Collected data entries
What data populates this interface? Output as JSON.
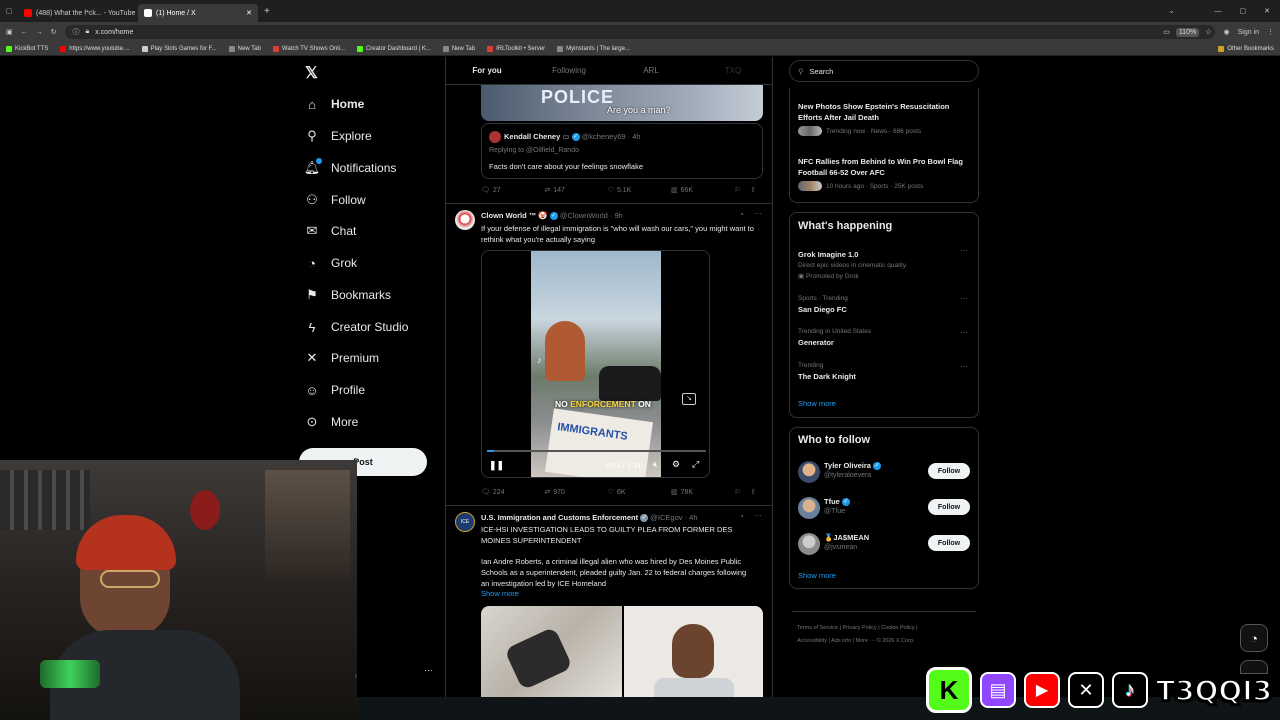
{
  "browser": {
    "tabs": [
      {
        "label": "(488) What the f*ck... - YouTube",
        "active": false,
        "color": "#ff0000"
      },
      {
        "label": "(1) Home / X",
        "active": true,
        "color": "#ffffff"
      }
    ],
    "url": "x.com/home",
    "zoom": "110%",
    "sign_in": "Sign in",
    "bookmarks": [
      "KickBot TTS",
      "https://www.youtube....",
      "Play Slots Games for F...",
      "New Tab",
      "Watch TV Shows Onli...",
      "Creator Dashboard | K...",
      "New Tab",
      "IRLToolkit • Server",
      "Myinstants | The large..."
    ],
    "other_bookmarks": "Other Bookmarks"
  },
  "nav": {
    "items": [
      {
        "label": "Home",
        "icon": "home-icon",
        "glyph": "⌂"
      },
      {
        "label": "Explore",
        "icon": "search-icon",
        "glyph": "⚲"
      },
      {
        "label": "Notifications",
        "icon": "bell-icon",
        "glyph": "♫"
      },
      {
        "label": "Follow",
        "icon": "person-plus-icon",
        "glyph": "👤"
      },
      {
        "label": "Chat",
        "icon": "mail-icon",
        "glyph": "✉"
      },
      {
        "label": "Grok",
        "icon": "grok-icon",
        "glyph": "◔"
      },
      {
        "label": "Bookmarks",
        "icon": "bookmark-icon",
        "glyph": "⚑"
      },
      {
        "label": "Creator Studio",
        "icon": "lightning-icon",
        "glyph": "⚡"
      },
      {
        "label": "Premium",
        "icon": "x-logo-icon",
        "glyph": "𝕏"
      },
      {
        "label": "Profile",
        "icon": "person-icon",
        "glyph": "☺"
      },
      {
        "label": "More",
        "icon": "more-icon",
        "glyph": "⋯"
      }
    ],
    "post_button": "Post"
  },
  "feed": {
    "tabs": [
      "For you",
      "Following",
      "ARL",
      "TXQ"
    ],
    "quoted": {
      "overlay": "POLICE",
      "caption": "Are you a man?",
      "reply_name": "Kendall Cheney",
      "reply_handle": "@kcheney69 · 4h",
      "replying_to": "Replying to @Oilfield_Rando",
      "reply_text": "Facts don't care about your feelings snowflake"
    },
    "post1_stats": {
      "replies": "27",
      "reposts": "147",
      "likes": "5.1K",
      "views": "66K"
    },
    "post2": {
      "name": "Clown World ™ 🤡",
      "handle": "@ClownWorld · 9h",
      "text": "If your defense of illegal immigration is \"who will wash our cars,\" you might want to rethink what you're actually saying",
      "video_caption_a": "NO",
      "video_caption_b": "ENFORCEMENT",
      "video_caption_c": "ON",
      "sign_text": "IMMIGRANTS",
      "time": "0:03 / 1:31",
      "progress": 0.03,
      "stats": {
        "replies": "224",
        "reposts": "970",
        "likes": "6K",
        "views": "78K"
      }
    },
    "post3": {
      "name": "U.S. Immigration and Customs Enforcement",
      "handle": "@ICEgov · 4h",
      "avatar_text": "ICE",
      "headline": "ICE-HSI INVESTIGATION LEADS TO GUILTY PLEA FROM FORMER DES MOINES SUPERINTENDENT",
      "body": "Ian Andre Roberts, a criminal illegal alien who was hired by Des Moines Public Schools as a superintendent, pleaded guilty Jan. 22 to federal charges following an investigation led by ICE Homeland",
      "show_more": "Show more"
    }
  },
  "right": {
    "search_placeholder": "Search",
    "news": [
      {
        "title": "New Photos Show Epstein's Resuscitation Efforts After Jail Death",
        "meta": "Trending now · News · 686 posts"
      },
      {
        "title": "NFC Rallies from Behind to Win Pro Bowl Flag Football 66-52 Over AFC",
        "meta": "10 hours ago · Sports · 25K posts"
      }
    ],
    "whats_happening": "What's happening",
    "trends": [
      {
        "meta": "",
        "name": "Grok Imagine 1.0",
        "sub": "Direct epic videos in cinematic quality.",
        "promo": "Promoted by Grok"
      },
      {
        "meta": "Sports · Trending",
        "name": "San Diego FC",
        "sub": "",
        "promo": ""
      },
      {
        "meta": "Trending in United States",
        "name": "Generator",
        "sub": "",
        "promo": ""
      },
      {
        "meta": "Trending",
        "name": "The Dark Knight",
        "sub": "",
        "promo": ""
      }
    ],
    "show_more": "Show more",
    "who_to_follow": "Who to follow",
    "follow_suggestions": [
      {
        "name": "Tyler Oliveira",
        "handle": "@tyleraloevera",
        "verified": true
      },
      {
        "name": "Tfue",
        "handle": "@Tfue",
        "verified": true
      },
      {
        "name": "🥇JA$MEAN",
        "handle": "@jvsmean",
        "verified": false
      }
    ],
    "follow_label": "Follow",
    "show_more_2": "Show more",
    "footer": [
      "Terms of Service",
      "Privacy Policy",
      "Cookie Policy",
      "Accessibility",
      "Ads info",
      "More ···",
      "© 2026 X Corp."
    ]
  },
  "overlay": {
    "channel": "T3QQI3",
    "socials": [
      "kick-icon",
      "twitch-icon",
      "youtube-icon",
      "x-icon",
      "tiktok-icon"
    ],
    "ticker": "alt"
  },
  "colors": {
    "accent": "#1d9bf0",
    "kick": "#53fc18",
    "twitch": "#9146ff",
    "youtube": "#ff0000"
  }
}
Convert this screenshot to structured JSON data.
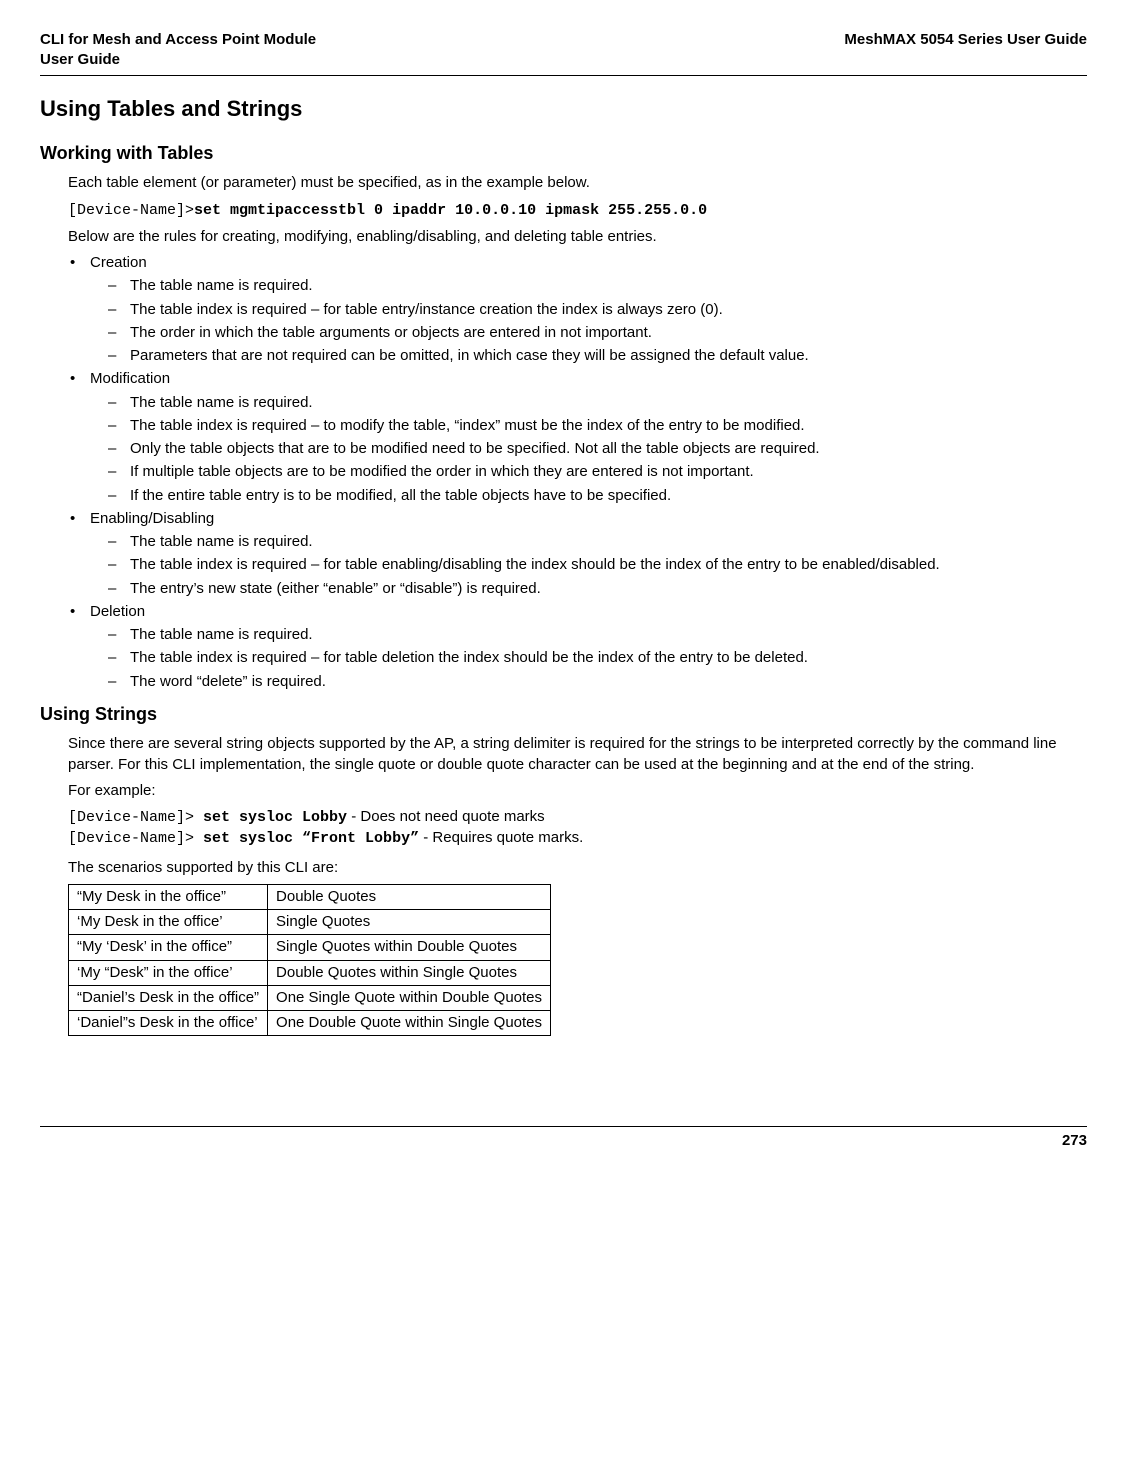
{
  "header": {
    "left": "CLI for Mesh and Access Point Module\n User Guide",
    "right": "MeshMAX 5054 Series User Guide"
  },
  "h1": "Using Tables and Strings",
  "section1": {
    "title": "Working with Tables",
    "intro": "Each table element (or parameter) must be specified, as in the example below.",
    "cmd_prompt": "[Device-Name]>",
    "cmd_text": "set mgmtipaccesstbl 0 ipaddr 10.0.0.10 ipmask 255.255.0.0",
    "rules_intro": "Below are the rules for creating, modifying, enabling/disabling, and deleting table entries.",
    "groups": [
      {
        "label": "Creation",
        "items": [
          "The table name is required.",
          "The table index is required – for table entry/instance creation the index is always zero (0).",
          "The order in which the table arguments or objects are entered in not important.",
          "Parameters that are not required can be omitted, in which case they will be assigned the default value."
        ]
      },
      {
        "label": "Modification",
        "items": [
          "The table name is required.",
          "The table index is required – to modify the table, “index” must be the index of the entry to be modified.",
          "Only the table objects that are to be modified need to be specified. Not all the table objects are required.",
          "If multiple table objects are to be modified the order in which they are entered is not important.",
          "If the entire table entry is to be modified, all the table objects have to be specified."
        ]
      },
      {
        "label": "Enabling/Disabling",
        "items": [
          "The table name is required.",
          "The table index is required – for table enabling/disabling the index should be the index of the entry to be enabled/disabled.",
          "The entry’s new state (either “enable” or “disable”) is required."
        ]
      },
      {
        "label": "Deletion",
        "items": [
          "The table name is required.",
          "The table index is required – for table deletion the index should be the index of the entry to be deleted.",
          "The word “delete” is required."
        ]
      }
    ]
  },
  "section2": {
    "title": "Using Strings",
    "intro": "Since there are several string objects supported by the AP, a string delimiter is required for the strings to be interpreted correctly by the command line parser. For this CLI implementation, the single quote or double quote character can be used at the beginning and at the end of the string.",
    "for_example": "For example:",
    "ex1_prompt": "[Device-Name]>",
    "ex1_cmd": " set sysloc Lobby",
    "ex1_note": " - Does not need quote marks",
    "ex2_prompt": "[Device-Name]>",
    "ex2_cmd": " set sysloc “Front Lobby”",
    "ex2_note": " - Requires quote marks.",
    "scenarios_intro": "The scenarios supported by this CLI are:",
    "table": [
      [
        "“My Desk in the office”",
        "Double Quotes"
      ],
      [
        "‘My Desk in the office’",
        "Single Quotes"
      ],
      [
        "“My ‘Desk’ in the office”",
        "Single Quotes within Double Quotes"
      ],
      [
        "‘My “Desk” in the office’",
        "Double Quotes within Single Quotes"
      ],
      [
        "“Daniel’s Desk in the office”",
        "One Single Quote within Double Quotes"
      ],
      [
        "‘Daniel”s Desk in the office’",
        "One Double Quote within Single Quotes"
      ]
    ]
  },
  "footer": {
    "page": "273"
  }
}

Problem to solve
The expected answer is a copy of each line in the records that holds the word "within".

Exercise response
        "Single Quotes within Double Quotes"
        "Double Quotes within Single Quotes"
        "One Single Quote within Double Quotes"
        "One Double Quote within Single Quotes"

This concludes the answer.